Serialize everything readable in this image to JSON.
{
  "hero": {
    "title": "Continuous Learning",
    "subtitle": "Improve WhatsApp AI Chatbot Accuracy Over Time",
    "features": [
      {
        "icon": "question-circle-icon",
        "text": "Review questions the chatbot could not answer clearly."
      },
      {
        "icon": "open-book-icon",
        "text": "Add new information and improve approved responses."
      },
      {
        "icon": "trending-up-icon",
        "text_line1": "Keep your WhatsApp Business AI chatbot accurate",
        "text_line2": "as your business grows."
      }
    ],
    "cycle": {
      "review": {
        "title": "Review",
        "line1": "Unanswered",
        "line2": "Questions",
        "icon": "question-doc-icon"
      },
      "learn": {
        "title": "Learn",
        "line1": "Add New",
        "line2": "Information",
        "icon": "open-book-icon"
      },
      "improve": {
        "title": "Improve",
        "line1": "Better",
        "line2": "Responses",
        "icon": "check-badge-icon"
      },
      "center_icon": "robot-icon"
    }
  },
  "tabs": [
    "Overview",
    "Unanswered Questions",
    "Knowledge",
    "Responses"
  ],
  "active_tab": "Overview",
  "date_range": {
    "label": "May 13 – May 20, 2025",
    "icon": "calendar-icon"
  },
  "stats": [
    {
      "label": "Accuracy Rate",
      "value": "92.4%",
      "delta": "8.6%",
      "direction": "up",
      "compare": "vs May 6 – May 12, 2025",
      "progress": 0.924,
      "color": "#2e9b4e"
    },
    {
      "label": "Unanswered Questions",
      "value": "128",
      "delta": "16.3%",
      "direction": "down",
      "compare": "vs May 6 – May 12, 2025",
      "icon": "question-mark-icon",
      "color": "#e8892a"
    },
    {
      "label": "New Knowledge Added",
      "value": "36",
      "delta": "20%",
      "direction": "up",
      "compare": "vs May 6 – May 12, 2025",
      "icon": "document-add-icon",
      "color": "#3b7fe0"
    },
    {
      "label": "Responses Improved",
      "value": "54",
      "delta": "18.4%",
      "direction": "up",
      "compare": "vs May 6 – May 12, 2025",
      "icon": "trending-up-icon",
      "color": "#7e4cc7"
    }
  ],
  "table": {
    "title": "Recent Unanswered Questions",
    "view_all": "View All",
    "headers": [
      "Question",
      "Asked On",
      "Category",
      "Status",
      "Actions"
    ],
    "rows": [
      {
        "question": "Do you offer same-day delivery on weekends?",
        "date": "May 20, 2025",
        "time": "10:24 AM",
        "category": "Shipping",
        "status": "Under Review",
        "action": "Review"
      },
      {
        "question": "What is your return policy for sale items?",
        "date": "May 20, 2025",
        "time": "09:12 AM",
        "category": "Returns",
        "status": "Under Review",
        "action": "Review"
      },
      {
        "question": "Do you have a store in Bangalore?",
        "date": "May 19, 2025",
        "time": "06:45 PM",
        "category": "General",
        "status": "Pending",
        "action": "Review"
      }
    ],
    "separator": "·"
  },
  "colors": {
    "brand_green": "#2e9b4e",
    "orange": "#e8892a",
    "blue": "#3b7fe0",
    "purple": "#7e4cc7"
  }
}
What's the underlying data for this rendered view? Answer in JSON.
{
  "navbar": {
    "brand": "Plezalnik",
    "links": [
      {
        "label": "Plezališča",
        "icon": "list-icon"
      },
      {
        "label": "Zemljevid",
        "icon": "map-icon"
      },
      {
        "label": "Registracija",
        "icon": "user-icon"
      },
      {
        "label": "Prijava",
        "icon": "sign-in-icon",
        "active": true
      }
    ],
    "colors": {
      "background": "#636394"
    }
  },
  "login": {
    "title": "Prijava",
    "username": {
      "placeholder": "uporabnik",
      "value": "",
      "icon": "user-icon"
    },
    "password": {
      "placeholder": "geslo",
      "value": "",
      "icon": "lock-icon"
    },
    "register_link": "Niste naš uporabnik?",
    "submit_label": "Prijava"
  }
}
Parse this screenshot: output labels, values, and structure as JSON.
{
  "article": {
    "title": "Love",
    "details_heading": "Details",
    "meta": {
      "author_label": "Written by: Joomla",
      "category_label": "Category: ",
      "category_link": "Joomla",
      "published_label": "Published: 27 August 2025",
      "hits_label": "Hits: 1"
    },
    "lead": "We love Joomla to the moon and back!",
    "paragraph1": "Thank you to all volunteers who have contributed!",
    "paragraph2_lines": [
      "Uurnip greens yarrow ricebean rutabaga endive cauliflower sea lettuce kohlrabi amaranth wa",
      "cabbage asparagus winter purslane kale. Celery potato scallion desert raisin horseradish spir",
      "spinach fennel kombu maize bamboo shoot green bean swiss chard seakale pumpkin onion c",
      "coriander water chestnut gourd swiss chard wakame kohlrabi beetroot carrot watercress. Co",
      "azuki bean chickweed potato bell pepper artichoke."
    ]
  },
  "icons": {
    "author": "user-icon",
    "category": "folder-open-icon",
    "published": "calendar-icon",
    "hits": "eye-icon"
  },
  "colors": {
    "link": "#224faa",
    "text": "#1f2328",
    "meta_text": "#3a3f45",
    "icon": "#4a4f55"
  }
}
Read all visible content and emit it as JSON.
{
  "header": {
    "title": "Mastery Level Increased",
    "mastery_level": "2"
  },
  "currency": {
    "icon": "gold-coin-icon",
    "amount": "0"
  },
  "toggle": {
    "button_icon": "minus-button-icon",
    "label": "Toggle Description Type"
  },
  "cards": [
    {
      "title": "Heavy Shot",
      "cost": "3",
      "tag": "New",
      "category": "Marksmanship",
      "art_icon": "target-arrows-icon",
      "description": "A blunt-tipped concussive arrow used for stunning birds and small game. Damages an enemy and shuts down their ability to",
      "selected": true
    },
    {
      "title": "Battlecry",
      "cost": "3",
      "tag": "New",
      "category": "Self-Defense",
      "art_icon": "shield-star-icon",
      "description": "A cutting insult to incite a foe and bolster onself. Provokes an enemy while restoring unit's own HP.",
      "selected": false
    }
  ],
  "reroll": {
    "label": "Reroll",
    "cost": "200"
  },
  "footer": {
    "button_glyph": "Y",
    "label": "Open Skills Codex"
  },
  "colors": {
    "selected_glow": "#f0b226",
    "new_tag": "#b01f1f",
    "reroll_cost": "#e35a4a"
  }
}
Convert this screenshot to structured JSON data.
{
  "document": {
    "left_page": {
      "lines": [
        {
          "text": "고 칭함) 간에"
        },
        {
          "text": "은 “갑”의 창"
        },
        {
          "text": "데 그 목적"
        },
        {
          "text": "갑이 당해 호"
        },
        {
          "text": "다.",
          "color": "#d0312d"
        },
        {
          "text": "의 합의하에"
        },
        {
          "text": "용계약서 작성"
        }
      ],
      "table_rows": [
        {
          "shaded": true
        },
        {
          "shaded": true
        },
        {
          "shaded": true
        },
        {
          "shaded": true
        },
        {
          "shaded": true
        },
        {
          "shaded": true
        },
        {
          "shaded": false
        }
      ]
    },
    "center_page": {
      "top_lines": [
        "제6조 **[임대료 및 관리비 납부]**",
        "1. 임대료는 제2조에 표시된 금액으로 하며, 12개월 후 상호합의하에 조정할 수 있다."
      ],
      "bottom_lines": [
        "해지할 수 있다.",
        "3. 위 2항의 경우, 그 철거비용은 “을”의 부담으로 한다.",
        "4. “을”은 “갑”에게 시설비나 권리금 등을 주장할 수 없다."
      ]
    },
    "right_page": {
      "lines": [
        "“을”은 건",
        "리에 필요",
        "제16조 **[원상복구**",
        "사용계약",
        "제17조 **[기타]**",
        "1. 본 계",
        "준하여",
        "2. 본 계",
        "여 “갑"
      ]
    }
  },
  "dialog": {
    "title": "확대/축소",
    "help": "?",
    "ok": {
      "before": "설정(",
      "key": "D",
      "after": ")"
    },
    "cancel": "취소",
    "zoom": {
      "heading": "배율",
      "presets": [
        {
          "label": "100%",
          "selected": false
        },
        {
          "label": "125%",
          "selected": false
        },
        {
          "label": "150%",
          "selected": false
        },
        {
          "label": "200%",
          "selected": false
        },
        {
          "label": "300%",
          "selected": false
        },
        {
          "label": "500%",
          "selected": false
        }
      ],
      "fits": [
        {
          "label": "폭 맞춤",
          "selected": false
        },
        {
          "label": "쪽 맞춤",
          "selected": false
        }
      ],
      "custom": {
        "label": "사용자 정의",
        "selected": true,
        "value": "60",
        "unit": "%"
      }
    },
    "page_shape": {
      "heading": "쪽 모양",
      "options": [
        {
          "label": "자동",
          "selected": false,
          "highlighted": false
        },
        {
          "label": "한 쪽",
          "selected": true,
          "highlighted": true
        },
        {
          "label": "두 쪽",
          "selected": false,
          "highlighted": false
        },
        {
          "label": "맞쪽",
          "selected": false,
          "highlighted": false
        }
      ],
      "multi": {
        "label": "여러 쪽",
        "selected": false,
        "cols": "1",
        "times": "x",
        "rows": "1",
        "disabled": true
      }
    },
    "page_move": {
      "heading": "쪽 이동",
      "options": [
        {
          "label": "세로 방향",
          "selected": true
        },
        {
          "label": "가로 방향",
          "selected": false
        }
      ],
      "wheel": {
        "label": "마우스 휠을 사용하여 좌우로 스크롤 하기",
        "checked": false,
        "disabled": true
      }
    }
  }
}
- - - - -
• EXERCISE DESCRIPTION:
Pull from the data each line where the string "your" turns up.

• SOLUTION FOR THIS EXERCISE:
        "text_line1": "Keep your WhatsApp Business AI chatbot accurate",
        "text_line2": "as your business grows."
        "question": "What is your return policy for sale items?",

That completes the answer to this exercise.